lambchop
07-02-2012, 08:25 AM
I spotted a Fender Excelsior, the new 13-watt, 15" speaker tube amp from Fender, at the local Guitar Center yesterday. Played a Tele through it and thought "this would be cool for my Kamaka." I went to go get the Kamaka from home and when I got back twenty minutes later the Excelsior was sold! I knew that other guy playing the Tele through it after me was goint to buy it!

I asked the salesguy if they had any more and he said no - but the other sales person actually took time to look it up and found one in the box for me. Right in the store.

I tried it out and decided to take it home.

The amp has very little in terms of bells and whistles. It is about as spartan as it gets. Amp is two 6V6 tubes with two 12Xs in the pre-amp section. One volume (no gain), one tremolo circuit (cool for guitar, useless for us) and three inputs, one optimized for guitar, one for mic, and one for accordian (yes, accordian). No tone switch, just a dark/bright switch (leave it on dark for ukulele). No reverb (they have pedals for that, or I can get a good reverb-like sound with my TC Flashback digital delay). One "on" switch, a fuse, and an extension speaker output on the back panel, and that is it.

They are being sold under the "pawn shop" series of retro amps by Fender, which, oddly enough, does not print its name on the amp. The link here to Sweetwater has some cool details, reviews and videos:
http://www.sweetwater.com/store/detail/Excelsior. And, no, I do not work for Sweetwater or Fender.

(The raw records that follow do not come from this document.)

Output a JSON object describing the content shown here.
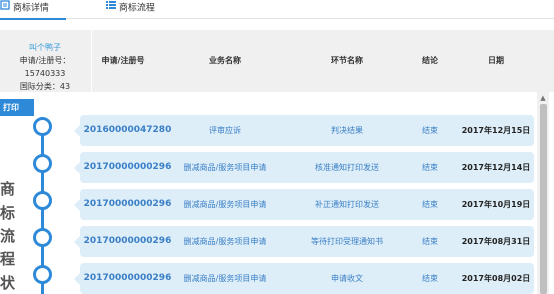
{
  "tabs": [
    {
      "label": "商标详情"
    },
    {
      "label": "商标流程"
    }
  ],
  "info": {
    "name": "叫个鸭子",
    "reg_number": "申请/注册号：15740333",
    "intl_class": "国际分类：43"
  },
  "columns": {
    "reg_no": "申请/注册号",
    "business": "业务名称",
    "step": "环节名称",
    "result": "结论",
    "date": "日期"
  },
  "print_label": "打印",
  "side_label": [
    "商",
    "标",
    "流",
    "程",
    "状"
  ],
  "rows": [
    {
      "num": "20160000047280",
      "business": "评审应诉",
      "step": "判决结果",
      "result": "结束",
      "date": "2017年12月15日"
    },
    {
      "num": "20170000000296",
      "business": "删减商品/服务项目申请",
      "step": "核准通知打印发送",
      "result": "结束",
      "date": "2017年12月14日"
    },
    {
      "num": "20170000000296",
      "business": "删减商品/服务项目申请",
      "step": "补正通知打印发送",
      "result": "结束",
      "date": "2017年10月19日"
    },
    {
      "num": "20170000000296",
      "business": "删减商品/服务项目申请",
      "step": "等待打印受理通知书",
      "result": "结束",
      "date": "2017年08月31日"
    },
    {
      "num": "20170000000296",
      "business": "删减商品/服务项目申请",
      "step": "申请收文",
      "result": "结束",
      "date": "2017年08月02日"
    }
  ],
  "colors": {
    "accent": "#2e8ad8",
    "row_bg": "#ddeef8",
    "link": "#3a7fc6"
  }
}
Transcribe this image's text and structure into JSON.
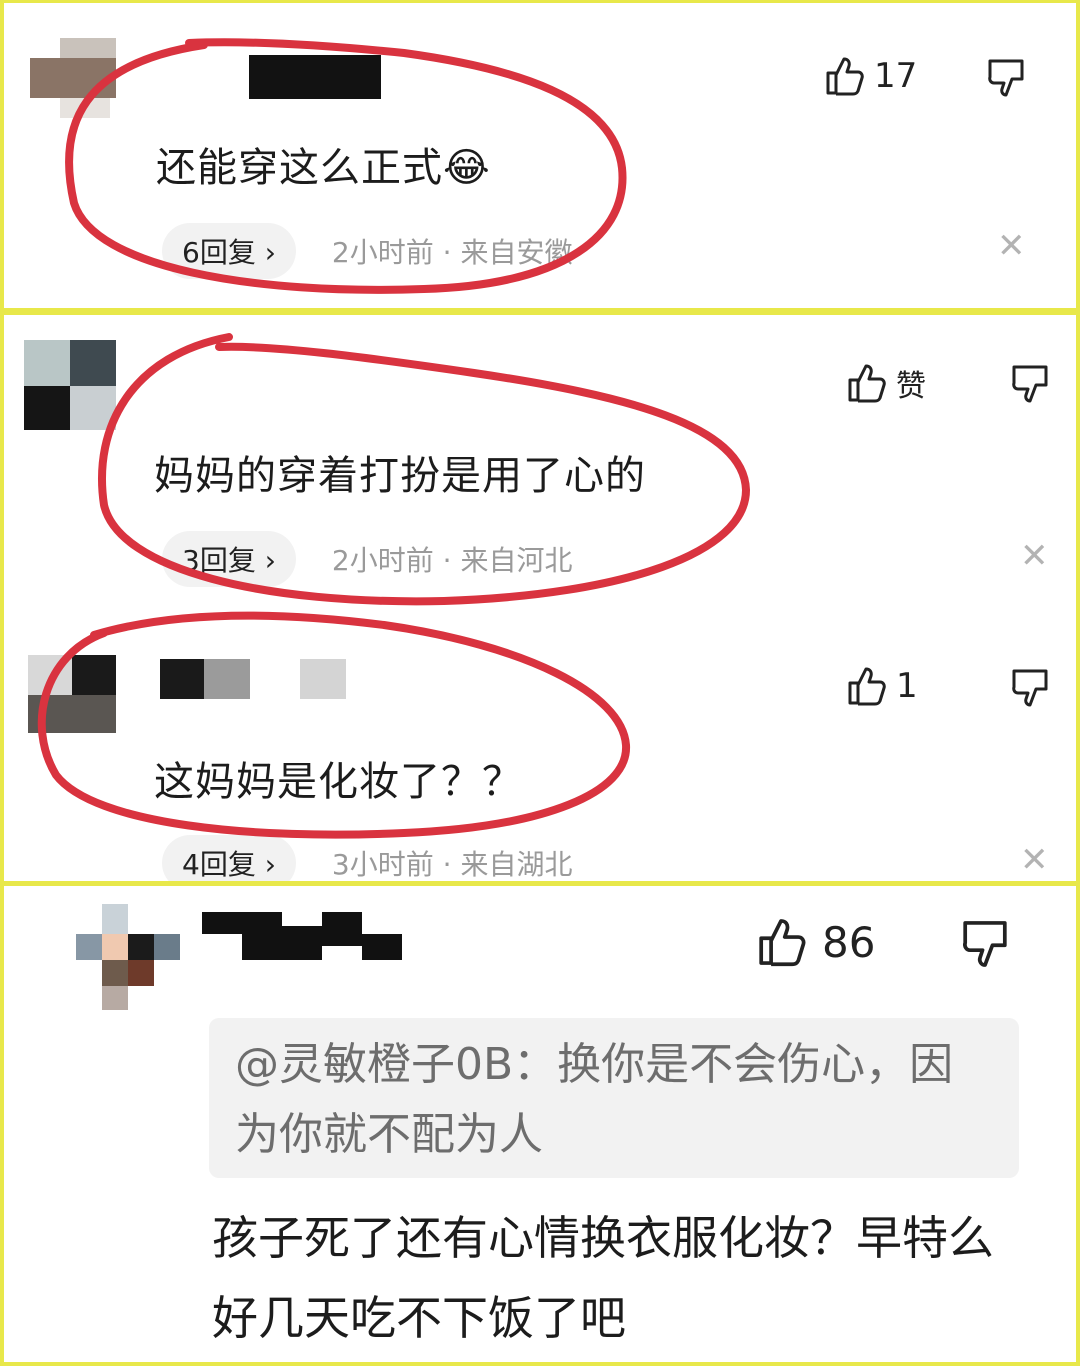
{
  "comments": [
    {
      "text": "还能穿这么正式",
      "emoji": "😂",
      "likes": "17",
      "replies": "6回复 ›",
      "meta": "2小时前 · 来自安徽"
    },
    {
      "text": "妈妈的穿着打扮是用了心的",
      "likes": "赞",
      "replies": "3回复 ›",
      "meta": "2小时前 · 来自河北"
    },
    {
      "text": "这妈妈是化妆了？？",
      "likes": "1",
      "replies": "4回复 ›",
      "meta": "3小时前 · 来自湖北"
    },
    {
      "quote": "@灵敏橙子0B：换你是不会伤心，因为你就不配为人",
      "text": "孩子死了还有心情换衣服化妆？早特么好几天吃不下饭了吧",
      "likes": "86"
    }
  ],
  "icons": {
    "like": "thumbs-up-icon",
    "dislike": "thumbs-down-icon",
    "close": "close-icon"
  },
  "colors": {
    "frame": "#e8e84a",
    "annotation": "#d9333f",
    "meta_text": "#9a9a9a",
    "quote_bg": "#f2f2f2"
  }
}
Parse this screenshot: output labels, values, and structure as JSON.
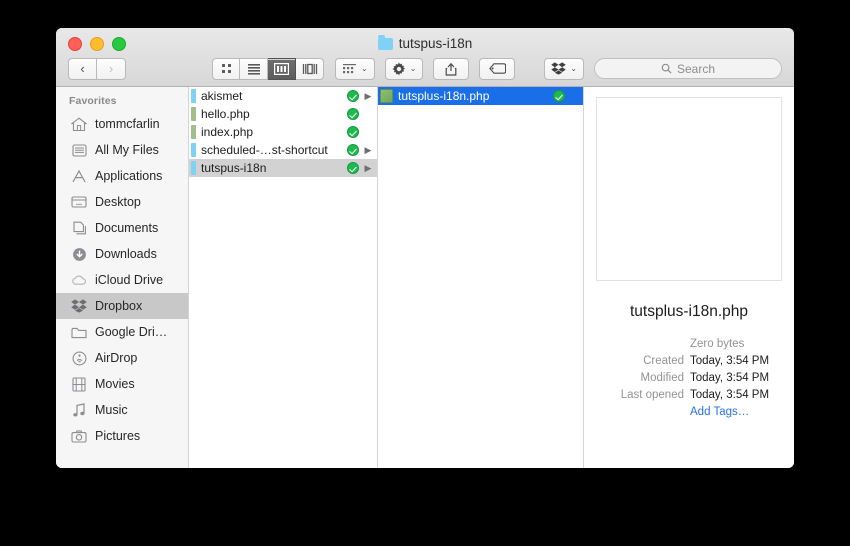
{
  "window": {
    "title": "tutspus-i18n",
    "title_icon": "folder-icon",
    "traffic_lights": {
      "close": "close-button",
      "minimize": "minimize-button",
      "maximize": "maximize-button"
    }
  },
  "toolbar": {
    "back_glyph": "‹",
    "forward_glyph": "›",
    "view_icon_label": "icon-view",
    "view_list_label": "list-view",
    "view_column_label": "column-view",
    "view_coverflow_label": "coverflow-view",
    "arrange_label": "arrange-button",
    "action_label": "action-gear-button",
    "share_label": "share-button",
    "tag_label": "tag-button",
    "dropbox_label": "dropbox-button",
    "caret_glyph": "⌄"
  },
  "search": {
    "placeholder": "Search",
    "value": "",
    "icon": "search-icon"
  },
  "sidebar": {
    "header": "Favorites",
    "items": [
      {
        "label": "tommcfarlin",
        "icon": "home-icon",
        "selected": false
      },
      {
        "label": "All My Files",
        "icon": "all-my-files-icon",
        "selected": false
      },
      {
        "label": "Applications",
        "icon": "applications-icon",
        "selected": false
      },
      {
        "label": "Desktop",
        "icon": "desktop-icon",
        "selected": false
      },
      {
        "label": "Documents",
        "icon": "documents-icon",
        "selected": false
      },
      {
        "label": "Downloads",
        "icon": "downloads-icon",
        "selected": false
      },
      {
        "label": "iCloud Drive",
        "icon": "icloud-icon",
        "selected": false
      },
      {
        "label": "Dropbox",
        "icon": "dropbox-icon",
        "selected": true
      },
      {
        "label": "Google Dri…",
        "icon": "folder-icon",
        "selected": false
      },
      {
        "label": "AirDrop",
        "icon": "airdrop-icon",
        "selected": false
      },
      {
        "label": "Movies",
        "icon": "movies-icon",
        "selected": false
      },
      {
        "label": "Music",
        "icon": "music-icon",
        "selected": false
      },
      {
        "label": "Pictures",
        "icon": "pictures-icon",
        "selected": false
      }
    ]
  },
  "columns": [
    {
      "name": "column-one",
      "rows": [
        {
          "name": "akismet",
          "kind": "folder",
          "badge": "synced",
          "has_arrow": true,
          "selected": false
        },
        {
          "name": "hello.php",
          "kind": "php",
          "badge": "synced",
          "has_arrow": false,
          "selected": false
        },
        {
          "name": "index.php",
          "kind": "php",
          "badge": "synced",
          "has_arrow": false,
          "selected": false
        },
        {
          "name": "scheduled-…st-shortcut",
          "kind": "folder",
          "badge": "synced",
          "has_arrow": true,
          "selected": false
        },
        {
          "name": "tutspus-i18n",
          "kind": "folder",
          "badge": "synced",
          "has_arrow": true,
          "selected": true
        }
      ]
    },
    {
      "name": "column-two",
      "rows": [
        {
          "name": "tutsplus-i18n.php",
          "kind": "phpfull",
          "badge": "synced",
          "has_arrow": false,
          "selected": true
        }
      ]
    }
  ],
  "preview": {
    "thumbnail": "blank-document-preview",
    "filename": "tutsplus-i18n.php",
    "size": "Zero bytes",
    "metadata": [
      {
        "key": "Created",
        "value": "Today, 3:54 PM"
      },
      {
        "key": "Modified",
        "value": "Today, 3:54 PM"
      },
      {
        "key": "Last opened",
        "value": "Today, 3:54 PM"
      }
    ],
    "add_tags_label": "Add Tags…"
  },
  "colors": {
    "selection_blue": "#1a6fe8",
    "selection_gray": "#d2d2d2",
    "sync_badge_green": "#1eba4e",
    "folder_blue": "#7fd2f5",
    "link_blue": "#2b72e8"
  }
}
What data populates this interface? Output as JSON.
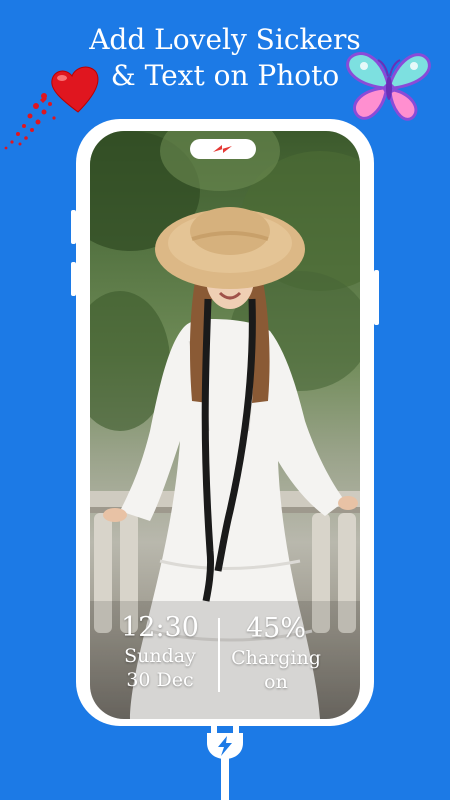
{
  "promo": {
    "headline_line1": "Add Lovely Sickers",
    "headline_line2": "& Text on Photo"
  },
  "lockscreen": {
    "time": "12:30",
    "day": "Sunday",
    "date": "30 Dec",
    "battery_percent": "45%",
    "charging_status": "Charging on"
  },
  "colors": {
    "background": "#1c7ae6",
    "phone_frame": "#ffffff",
    "heart": "#e0161f",
    "bolt": "#e53935"
  },
  "icons": {
    "heart_sticker": "hearts-icon",
    "butterfly_sticker": "butterfly-icon",
    "notch_indicator": "lightning-bolt-icon",
    "charger": "charger-plug-icon"
  }
}
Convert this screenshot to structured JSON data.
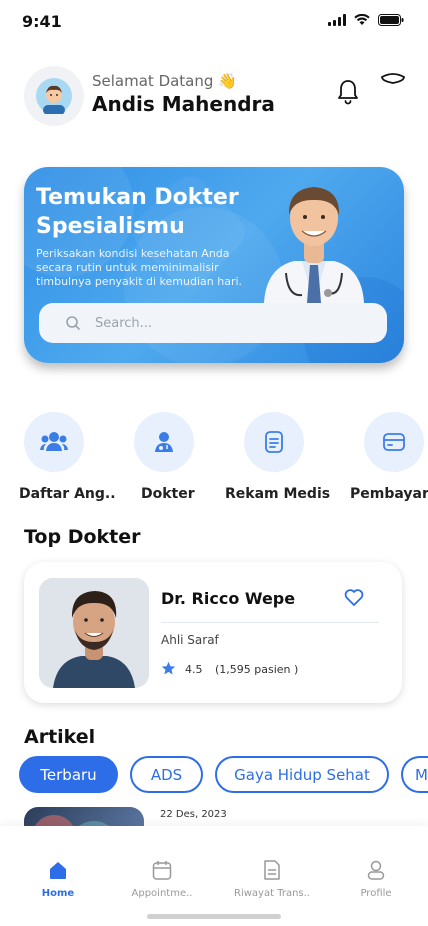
{
  "status_bar": {
    "time": "9:41"
  },
  "header": {
    "greeting": "Selamat Datang 👋",
    "user_name": "Andis Mahendra"
  },
  "banner": {
    "title": "Temukan Dokter Spesialismu",
    "description": "Periksakan kondisi kesehatan Anda secara rutin untuk meminimalisir timbulnya penyakit di kemudian hari.",
    "search_placeholder": "Search..."
  },
  "categories": [
    {
      "label": "Daftar Ang..",
      "icon": "users-icon"
    },
    {
      "label": "Dokter",
      "icon": "doctor-icon"
    },
    {
      "label": "Rekam Medis",
      "icon": "document-icon"
    },
    {
      "label": "Pembayaran",
      "icon": "card-icon"
    }
  ],
  "top_doctor": {
    "section_title": "Top Dokter",
    "name": "Dr. Ricco Wepe",
    "specialty": "Ahli Saraf",
    "rating": "4.5",
    "patients": "(1,595 pasien )"
  },
  "articles": {
    "section_title": "Artikel",
    "chips": [
      "Terbaru",
      "ADS",
      "Gaya Hidup Sehat",
      "M"
    ],
    "first_article_date": "22 Des, 2023"
  },
  "bottom_nav": [
    {
      "label": "Home",
      "active": true
    },
    {
      "label": "Appointme..",
      "active": false
    },
    {
      "label": "Riwayat Trans..",
      "active": false
    },
    {
      "label": "Profile",
      "active": false
    }
  ],
  "colors": {
    "primary": "#2d6ee8",
    "banner": "#3b9ae9",
    "icon_bg": "#e7f0fc"
  }
}
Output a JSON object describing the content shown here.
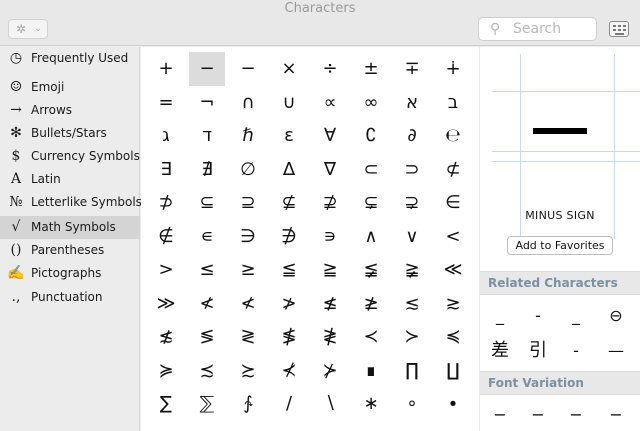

Anyway, I let the thing warm-up for about an hour before plugging in my Kamaka HF-3, which has a LR Baggs Five.0 system. Now, I would think ukulele would do better with an 8 or 10-inch speaker, but the 15 does not seem to detract from the sound at all. I like my highs rolled off, and to my ear it sounds best in the mic input, as opposed to the guitar or accordian. I think the mic in is optimized for midrange instruments, which is perfect for ukulele.

Sounds very nice when played at lower volume - the more you crank it, the more it gets a little less "real" or, better to say, sounds a little too forced. Best way to use this amp may be to mic it through a bigger PA; it would be a great recording amp if you want to mellow out the piezo sound.

If you do turn it up to around the 9 o'clock level, which is quite low, it fills the room with sound, so this could also be used as a ukulele amp at a small gig or coffee house open mic. With that 15" speaker in there, it works well with my bass (played at reasonable volumes, of course) and guitar absolutely sings through this thing!

Best thing about this amp is the unbelieveable price of $299. I got it for $255 with my 15% GC coupon, so even better. But check it out -- the store had two of these in stock and between me and the other guy, they sold both within the space of two hours! It looks great, is put together real well (at least it appears that way) and its retro vibe, in both looks and tone, complements the ukulele perfectly!

When it warms up, it sounds great. Like I said, at low volumes it is hard to tell what sound is coming from the speaker and what is coming from you, which to me is the mark of a good amp. It's not that it's transparent, as it does impart its darker, mellower, rounder, more fluid valve tone, but it just sounds really good and "right." Coupled with the fact that it is even better with guitar, this is like an all-purpose amp for everyone. I'm hooked.

Anyone else seen or tried one of these? I'm going to do a quick video on it and if I get real motivated I may even blog about it. Trust me, though, this is going to be--if it is not already--the hot amp to get!

Mike